▶ _DIRECTIONS_
Establish how many lines in the entries hold the string "have". The number by itself is the whole answer.

===== PROVIDED RECORDS

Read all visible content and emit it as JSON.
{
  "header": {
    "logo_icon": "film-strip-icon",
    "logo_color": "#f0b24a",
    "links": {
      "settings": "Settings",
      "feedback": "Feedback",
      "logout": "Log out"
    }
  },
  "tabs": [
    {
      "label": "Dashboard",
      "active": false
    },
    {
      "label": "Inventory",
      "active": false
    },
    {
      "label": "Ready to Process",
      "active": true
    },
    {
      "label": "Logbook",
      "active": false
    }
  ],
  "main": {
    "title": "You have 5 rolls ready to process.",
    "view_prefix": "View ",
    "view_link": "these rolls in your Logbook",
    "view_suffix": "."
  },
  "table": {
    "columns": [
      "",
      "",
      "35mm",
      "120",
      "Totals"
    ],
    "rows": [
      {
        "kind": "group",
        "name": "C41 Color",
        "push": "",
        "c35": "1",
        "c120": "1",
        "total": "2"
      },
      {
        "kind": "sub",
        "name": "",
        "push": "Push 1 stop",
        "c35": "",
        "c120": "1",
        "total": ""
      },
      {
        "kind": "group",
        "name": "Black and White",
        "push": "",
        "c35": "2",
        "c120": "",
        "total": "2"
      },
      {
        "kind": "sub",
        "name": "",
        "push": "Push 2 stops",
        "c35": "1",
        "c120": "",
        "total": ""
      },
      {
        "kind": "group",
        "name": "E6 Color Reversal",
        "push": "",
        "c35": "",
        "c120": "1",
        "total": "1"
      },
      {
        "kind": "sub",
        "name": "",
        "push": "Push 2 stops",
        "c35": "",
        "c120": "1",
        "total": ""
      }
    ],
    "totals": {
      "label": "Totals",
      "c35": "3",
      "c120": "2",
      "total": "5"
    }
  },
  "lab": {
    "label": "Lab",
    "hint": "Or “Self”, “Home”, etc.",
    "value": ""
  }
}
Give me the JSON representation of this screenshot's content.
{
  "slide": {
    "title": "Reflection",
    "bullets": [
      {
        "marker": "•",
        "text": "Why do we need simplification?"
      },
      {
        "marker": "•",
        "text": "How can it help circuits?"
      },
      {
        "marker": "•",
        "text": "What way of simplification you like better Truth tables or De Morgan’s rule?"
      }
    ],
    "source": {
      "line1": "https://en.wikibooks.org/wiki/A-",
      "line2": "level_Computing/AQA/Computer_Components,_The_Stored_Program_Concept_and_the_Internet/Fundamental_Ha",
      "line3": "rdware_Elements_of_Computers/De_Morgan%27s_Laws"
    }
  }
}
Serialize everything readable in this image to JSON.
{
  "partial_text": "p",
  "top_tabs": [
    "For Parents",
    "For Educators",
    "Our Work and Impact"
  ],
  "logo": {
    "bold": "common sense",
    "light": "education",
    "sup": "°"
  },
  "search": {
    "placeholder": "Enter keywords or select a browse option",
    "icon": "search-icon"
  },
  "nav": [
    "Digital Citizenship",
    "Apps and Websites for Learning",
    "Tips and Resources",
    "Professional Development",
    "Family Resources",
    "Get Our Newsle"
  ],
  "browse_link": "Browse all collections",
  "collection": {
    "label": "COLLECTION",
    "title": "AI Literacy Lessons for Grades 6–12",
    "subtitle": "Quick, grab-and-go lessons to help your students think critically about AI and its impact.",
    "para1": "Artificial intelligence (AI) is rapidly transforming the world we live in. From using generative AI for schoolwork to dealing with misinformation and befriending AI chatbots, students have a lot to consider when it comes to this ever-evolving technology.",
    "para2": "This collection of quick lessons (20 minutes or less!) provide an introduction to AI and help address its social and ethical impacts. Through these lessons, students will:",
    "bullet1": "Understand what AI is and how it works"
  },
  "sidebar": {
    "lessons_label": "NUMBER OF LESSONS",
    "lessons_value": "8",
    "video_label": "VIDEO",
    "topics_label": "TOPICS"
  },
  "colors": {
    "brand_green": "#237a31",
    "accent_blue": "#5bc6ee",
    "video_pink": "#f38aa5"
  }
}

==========

▶ _YOUR SOLUTION_
2